▶ _Extracted records_:
= Beginning of Section =

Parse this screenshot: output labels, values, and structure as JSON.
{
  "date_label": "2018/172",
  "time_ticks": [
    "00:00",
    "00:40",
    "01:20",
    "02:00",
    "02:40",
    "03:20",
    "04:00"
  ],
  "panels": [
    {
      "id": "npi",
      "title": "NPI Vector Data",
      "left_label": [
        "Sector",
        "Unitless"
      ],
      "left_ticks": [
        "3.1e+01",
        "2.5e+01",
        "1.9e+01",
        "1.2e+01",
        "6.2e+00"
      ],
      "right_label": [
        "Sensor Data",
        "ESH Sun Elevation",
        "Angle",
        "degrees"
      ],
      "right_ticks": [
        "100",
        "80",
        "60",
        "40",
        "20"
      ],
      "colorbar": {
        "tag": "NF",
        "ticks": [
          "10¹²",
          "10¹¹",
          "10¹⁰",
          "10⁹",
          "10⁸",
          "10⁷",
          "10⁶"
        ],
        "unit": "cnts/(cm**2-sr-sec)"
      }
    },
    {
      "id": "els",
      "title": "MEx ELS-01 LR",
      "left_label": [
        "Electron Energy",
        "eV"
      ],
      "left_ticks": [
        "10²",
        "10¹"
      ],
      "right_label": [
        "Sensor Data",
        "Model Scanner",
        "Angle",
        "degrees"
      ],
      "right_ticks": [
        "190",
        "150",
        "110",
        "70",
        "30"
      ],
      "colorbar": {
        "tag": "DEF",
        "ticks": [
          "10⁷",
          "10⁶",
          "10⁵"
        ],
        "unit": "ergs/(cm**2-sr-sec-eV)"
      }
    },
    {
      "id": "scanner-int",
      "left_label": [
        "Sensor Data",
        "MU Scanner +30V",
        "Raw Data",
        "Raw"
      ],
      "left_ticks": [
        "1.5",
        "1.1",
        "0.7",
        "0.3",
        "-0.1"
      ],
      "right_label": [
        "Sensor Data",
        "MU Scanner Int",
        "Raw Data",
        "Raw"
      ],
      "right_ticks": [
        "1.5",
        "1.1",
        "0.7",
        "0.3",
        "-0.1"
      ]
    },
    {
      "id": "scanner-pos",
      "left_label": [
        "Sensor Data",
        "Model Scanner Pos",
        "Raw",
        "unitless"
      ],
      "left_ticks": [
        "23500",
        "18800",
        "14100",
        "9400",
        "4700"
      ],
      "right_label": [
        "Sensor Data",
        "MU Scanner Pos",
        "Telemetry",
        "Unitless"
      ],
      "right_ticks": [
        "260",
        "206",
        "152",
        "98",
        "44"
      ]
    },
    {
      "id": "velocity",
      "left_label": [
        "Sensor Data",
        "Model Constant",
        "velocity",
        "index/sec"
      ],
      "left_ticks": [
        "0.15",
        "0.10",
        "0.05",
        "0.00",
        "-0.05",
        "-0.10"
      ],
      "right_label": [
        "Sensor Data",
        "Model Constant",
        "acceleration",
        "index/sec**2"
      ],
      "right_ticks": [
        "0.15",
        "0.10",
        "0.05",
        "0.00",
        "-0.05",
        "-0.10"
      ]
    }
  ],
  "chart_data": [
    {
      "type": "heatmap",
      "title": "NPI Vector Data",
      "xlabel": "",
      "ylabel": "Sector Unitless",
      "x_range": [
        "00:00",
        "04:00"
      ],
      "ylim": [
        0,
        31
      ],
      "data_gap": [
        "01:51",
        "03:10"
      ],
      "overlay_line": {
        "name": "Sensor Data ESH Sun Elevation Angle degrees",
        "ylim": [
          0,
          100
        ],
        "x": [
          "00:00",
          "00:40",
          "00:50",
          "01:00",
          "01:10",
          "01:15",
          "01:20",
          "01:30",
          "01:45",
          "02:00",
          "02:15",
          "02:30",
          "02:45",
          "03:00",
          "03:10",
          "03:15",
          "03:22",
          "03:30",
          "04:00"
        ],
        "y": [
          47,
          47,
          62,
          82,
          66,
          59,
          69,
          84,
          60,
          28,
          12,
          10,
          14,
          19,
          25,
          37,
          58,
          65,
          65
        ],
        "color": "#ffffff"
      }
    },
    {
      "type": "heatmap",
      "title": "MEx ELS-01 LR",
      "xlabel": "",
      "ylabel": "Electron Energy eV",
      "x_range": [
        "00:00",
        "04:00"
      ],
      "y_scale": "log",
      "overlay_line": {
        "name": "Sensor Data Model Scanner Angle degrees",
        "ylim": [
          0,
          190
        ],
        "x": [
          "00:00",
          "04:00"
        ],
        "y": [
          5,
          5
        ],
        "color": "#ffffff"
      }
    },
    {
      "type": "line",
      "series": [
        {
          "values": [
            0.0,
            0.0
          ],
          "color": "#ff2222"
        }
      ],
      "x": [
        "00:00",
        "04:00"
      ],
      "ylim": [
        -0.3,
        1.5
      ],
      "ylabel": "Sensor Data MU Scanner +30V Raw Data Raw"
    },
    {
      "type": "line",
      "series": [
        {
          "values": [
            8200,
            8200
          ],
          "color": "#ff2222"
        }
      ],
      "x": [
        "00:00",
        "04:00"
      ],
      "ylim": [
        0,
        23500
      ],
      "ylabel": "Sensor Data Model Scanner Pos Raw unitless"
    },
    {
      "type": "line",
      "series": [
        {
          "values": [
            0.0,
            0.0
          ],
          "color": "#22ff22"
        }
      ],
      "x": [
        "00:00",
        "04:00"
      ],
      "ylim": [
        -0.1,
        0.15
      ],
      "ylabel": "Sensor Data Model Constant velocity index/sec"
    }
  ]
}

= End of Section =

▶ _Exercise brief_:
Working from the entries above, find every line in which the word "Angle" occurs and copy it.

▶ _Task answer_:
        "Angle",
        "Angle",
        "name": "Sensor Data ESH Sun Elevation Angle degrees",
        "name": "Sensor Data Model Scanner Angle degrees",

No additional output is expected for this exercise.